This is Dirt Man and Wylie posing after swimming, and while we were all still happy!
We continued upstream and chanced upon more beautiful falls.
We climbed falls, scaled boulders, waded through the water, and maneuvered around cliffs, not to mention we dodged a few water snakes as well. Still, all was good. Dirt Man was sporting a handheld GPS unit which directed us farther upstream before we could venture through the woods towards a trail near the mines. The area was once mined for maganese and iron ore.
The rock type varied throughout stretches of the creek. There would be areas of smaller looser rock and then you’d come upon boulders and then cliffs and shale. It was ever changing which I found interesting.
We searched for signs of the trail along the banks as we waded the creek to no avail.
This part of the creek is beautiful with the small cascades and the cliff embankments.
This set of falls has two caves in the stone embankment. Residue of campfire resides in each one. Looks like someone needed to seek shelter. However, not sure I would have chosen right on the creek as it is in a mountain gorge and prone to flash flooding.
This is the last set of decent size falls before the bear cave.
This is the bear cave, and right past this is where things turned ugly.
We had probably walked (and I use this term loosely!) a good mile and a half since the point where Dirt Man said the trail was only three quarters of a mile upstream when we thought we heard thunder. Suddenly everything turned dark. We looked up to see a black thunderhead directly above us. Thunder tore through the gorge. We scuffled upstream as quickly as we could. Dirt Man told me to keep walking upstream while he searched the woods for a trail. Not only was I ticked off but I was scared. I saw the fear in his eyes…I knew we were in a dangerous position. He was only out of sight for minutes, but it seemed like a really long time so I called out to him. He answered which calmed me a little but didn’t dissolve my fear or ease my anger. We ended up scrambling through the woods, literally thrashing our way through laurel thickets until we came upon a small run. Once we hit that we found the old mine trail which led back (via different route) to where we started.
Still we were in deep woods with a few miles to go (and not far from a bear cave!) with a storm overhead. I prayed the whole way. Dirt Man tried to make polite conversation, but I don’t talk when I am mad. It was hot but we put on our rain jackets anyway just to protect our gear. Apparently, God heard me because the thunderhead bypassed us with only a couple of sprinkles. There was just as much beautiful scenery on the return trail, however I did not take a single picture…I was undone at that point!

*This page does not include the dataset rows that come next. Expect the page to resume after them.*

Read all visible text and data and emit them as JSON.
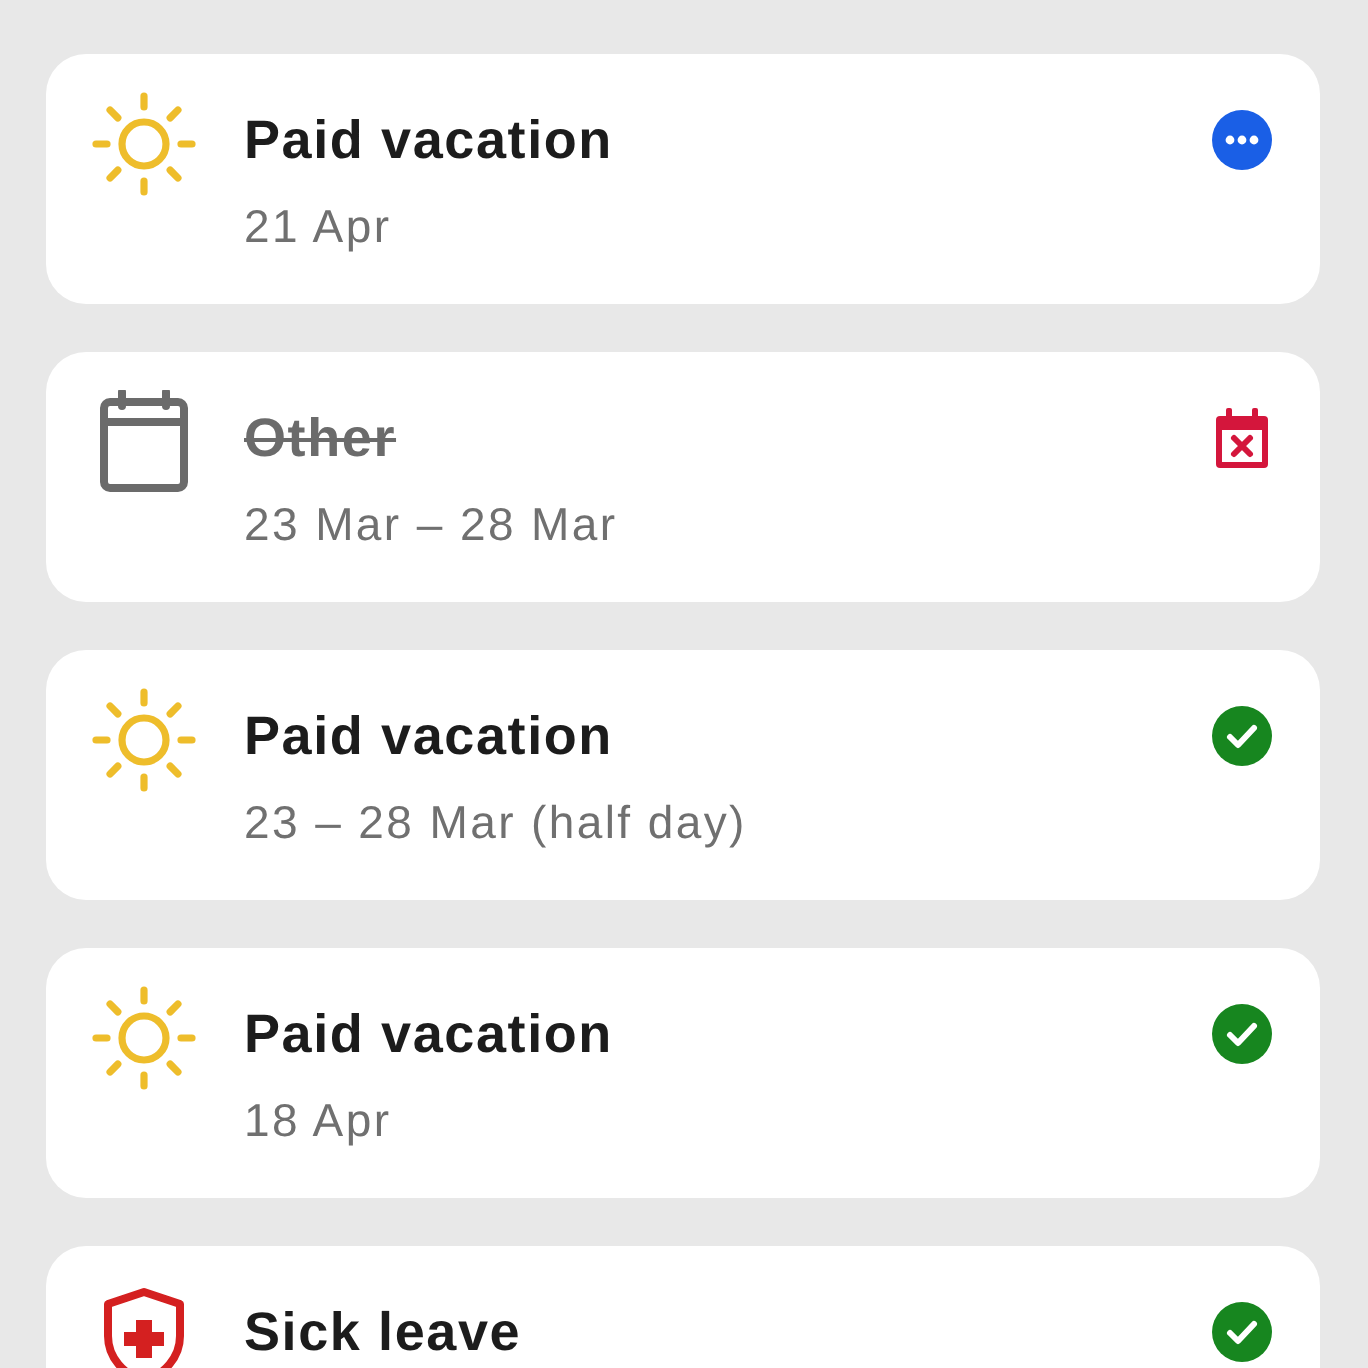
{
  "requests": [
    {
      "kind": "vacation",
      "title": "Paid vacation",
      "cancelled": false,
      "subtitle": "21 Apr",
      "status": {
        "kind": "pending"
      }
    },
    {
      "kind": "other",
      "title": "Other",
      "cancelled": true,
      "subtitle": "23 Mar – 28 Mar",
      "status": {
        "kind": "cancelled"
      }
    },
    {
      "kind": "vacation",
      "title": "Paid vacation",
      "cancelled": false,
      "subtitle": "23 – 28 Mar (half day)",
      "status": {
        "kind": "approved"
      }
    },
    {
      "kind": "vacation",
      "title": "Paid vacation",
      "cancelled": false,
      "subtitle": "18 Apr",
      "status": {
        "kind": "approved"
      }
    },
    {
      "kind": "sick",
      "title": "Sick leave",
      "cancelled": false,
      "status": {
        "kind": "approved"
      }
    }
  ]
}
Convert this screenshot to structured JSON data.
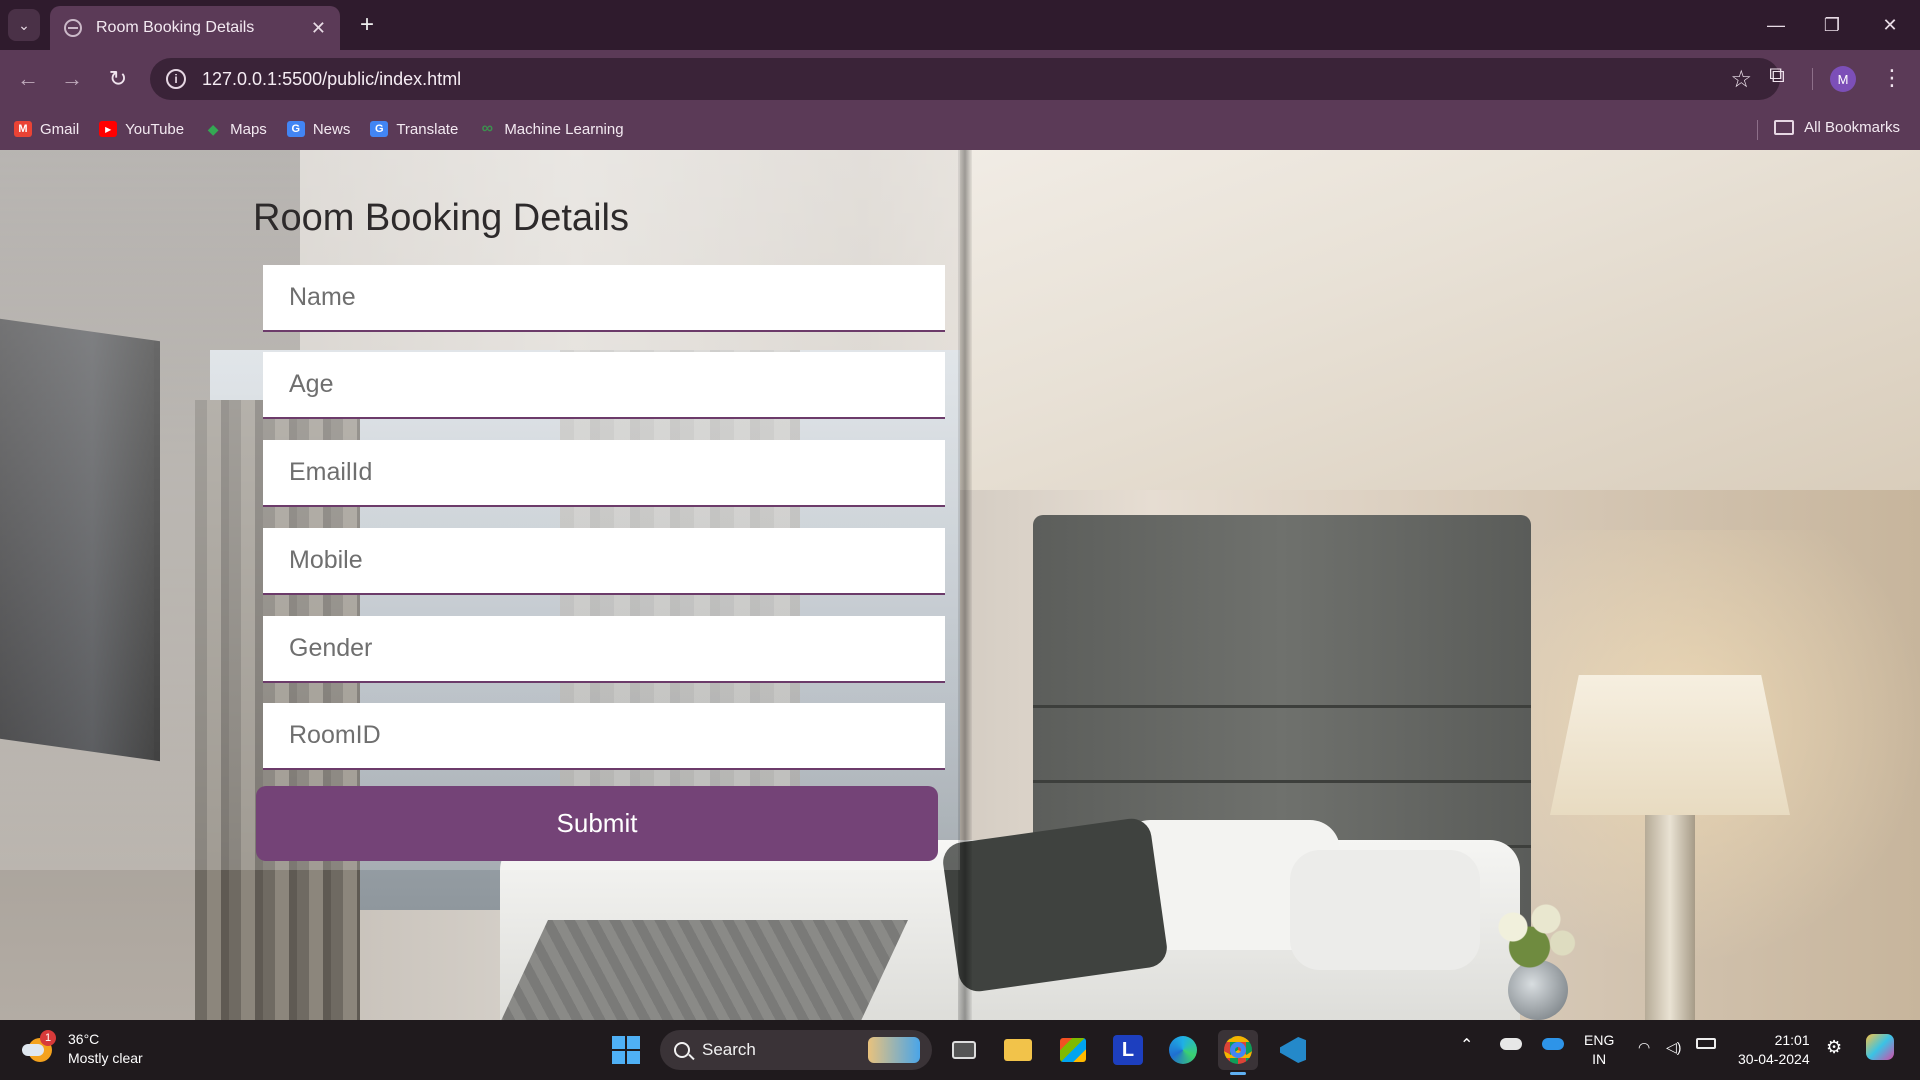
{
  "browser": {
    "tab": {
      "title": "Room Booking Details",
      "close": "✕"
    },
    "new_tab": "+",
    "window_controls": {
      "minimize": "—",
      "restore": "❐",
      "close": "✕"
    },
    "address": {
      "url": "127.0.0.1:5500/public/index.html"
    },
    "profile_initial": "M",
    "bookmarks": [
      {
        "label": "Gmail",
        "icon": "gmail-icon",
        "color": "#ea4335",
        "glyph": "M"
      },
      {
        "label": "YouTube",
        "icon": "youtube-icon",
        "color": "#ff0000",
        "glyph": "▶"
      },
      {
        "label": "Maps",
        "icon": "maps-icon",
        "color": "#34a853",
        "glyph": "◆"
      },
      {
        "label": "News",
        "icon": "news-icon",
        "color": "#4285f4",
        "glyph": "G"
      },
      {
        "label": "Translate",
        "icon": "translate-icon",
        "color": "#4285f4",
        "glyph": "G"
      },
      {
        "label": "Machine Learning",
        "icon": "ml-icon",
        "color": "#3d8f4f",
        "glyph": "∞"
      }
    ],
    "all_bookmarks_label": "All Bookmarks"
  },
  "page": {
    "heading": "Room Booking Details",
    "fields": {
      "name": {
        "placeholder": "Name",
        "value": ""
      },
      "age": {
        "placeholder": "Age",
        "value": ""
      },
      "email": {
        "placeholder": "EmailId",
        "value": ""
      },
      "mobile": {
        "placeholder": "Mobile",
        "value": ""
      },
      "gender": {
        "placeholder": "Gender",
        "value": ""
      },
      "roomid": {
        "placeholder": "RoomID",
        "value": ""
      }
    },
    "submit_label": "Submit",
    "colors": {
      "accent": "#744377",
      "field_border": "#6c3b6a"
    }
  },
  "taskbar": {
    "weather": {
      "temp": "36°C",
      "condition": "Mostly clear",
      "badge": "1"
    },
    "search_label": "Search",
    "tray": {
      "lang_top": "ENG",
      "lang_bottom": "IN",
      "time": "21:01",
      "date": "30-04-2024"
    },
    "app_letter": "L"
  }
}
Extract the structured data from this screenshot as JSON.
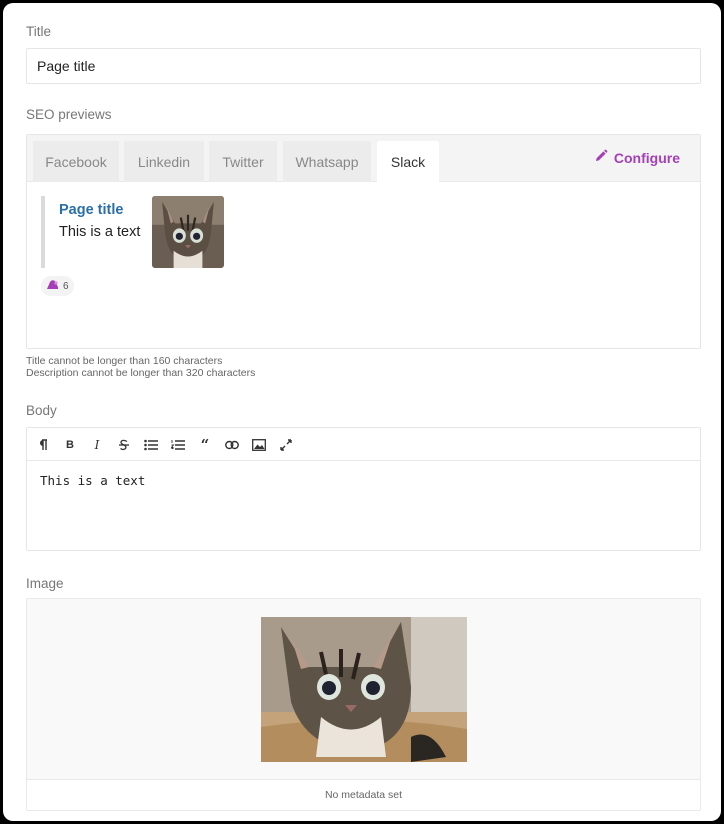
{
  "title_field": {
    "label": "Title",
    "value": "Page title"
  },
  "seo": {
    "label": "SEO previews",
    "tabs": [
      {
        "label": "Facebook"
      },
      {
        "label": "Linkedin"
      },
      {
        "label": "Twitter"
      },
      {
        "label": "Whatsapp"
      },
      {
        "label": "Slack"
      }
    ],
    "active_tab": "Slack",
    "configure_label": "Configure",
    "preview": {
      "title": "Page title",
      "text": "This is a text"
    },
    "reaction_count": "6",
    "hint_title": "Title cannot be longer than 160 characters",
    "hint_description": "Description cannot be longer than 320 characters"
  },
  "body_field": {
    "label": "Body",
    "content": "This is a text"
  },
  "image_field": {
    "label": "Image",
    "metadata_text": "No metadata set"
  },
  "colors": {
    "accent": "#a43fb7",
    "link": "#2a6fa8"
  },
  "icons": [
    "pencil-icon",
    "paragraph-icon",
    "bold-icon",
    "italic-icon",
    "strikethrough-icon",
    "bullet-list-icon",
    "numbered-list-icon",
    "quote-icon",
    "link-icon",
    "image-icon",
    "expand-icon"
  ]
}
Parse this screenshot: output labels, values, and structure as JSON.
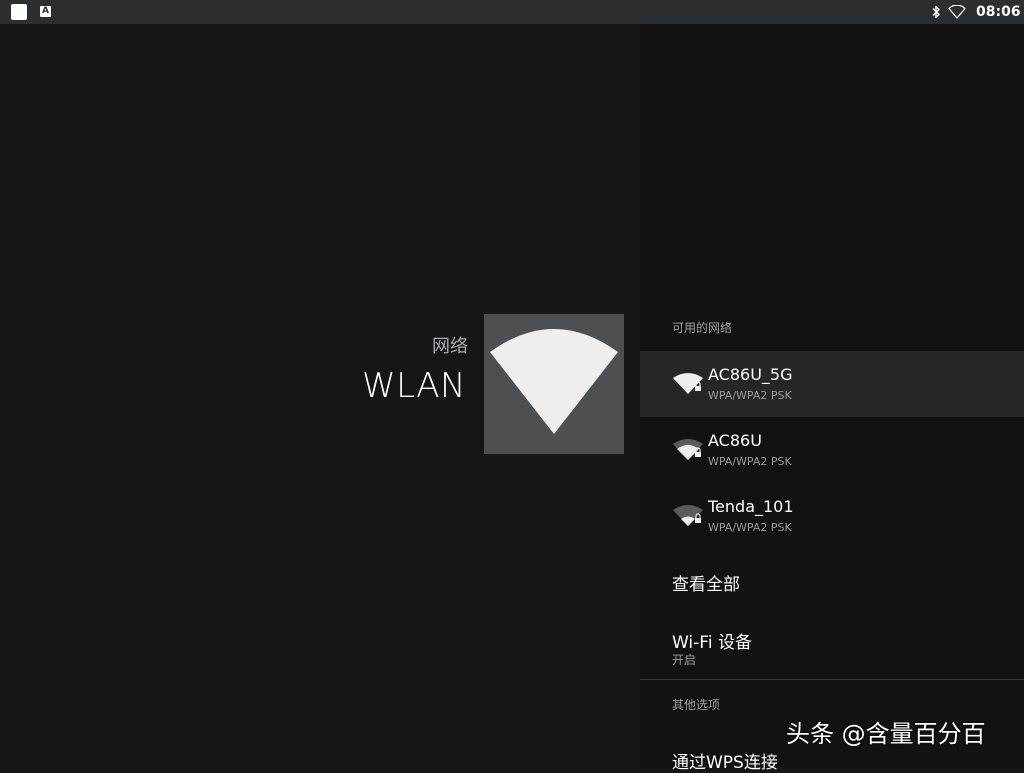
{
  "status_bar": {
    "time": "08:06",
    "a_badge": "A",
    "icons": [
      "square-notification-icon",
      "a-notification-icon",
      "bluetooth-icon",
      "wifi-icon"
    ]
  },
  "left": {
    "category": "网络",
    "title": "WLAN",
    "hero_icon": "wifi-large-icon"
  },
  "right": {
    "available_header": "可用的网络",
    "networks": [
      {
        "name": "AC86U_5G",
        "security": "WPA/WPA2 PSK",
        "signal_bars": 4,
        "selected": true
      },
      {
        "name": "AC86U",
        "security": "WPA/WPA2 PSK",
        "signal_bars": 3,
        "selected": false
      },
      {
        "name": "Tenda_101",
        "security": "WPA/WPA2 PSK",
        "signal_bars": 2,
        "selected": false
      }
    ],
    "see_all": "查看全部",
    "wifi_device": "Wi-Fi 设备",
    "wifi_device_state": "开启",
    "other_header": "其他选项",
    "wps": "通过WPS连接"
  },
  "watermark": "头条 @含量百分百",
  "colors": {
    "background": "#13171a",
    "panel": "#121212",
    "selected_row": "#262626",
    "hero_tile": "#4c5052",
    "icon_fill": "#eeeeee",
    "icon_dim": "#5a5a5a"
  }
}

Though my feet were killing me due to hot spots, I did not blister. And even though I was annoyed at Dirt Man and I complained quite a bit, I trusted Dirt Man with my life. So our one and a half mile simple hike ventured into a six mile hike that verged on the dangerous side (only because of the impending storm and possiblity of repercussions of being caught in it.). Again, the one thing I should count on when hiking with him is that the distance will most likely be at least twice as long as he says and it is usually more challenging as well.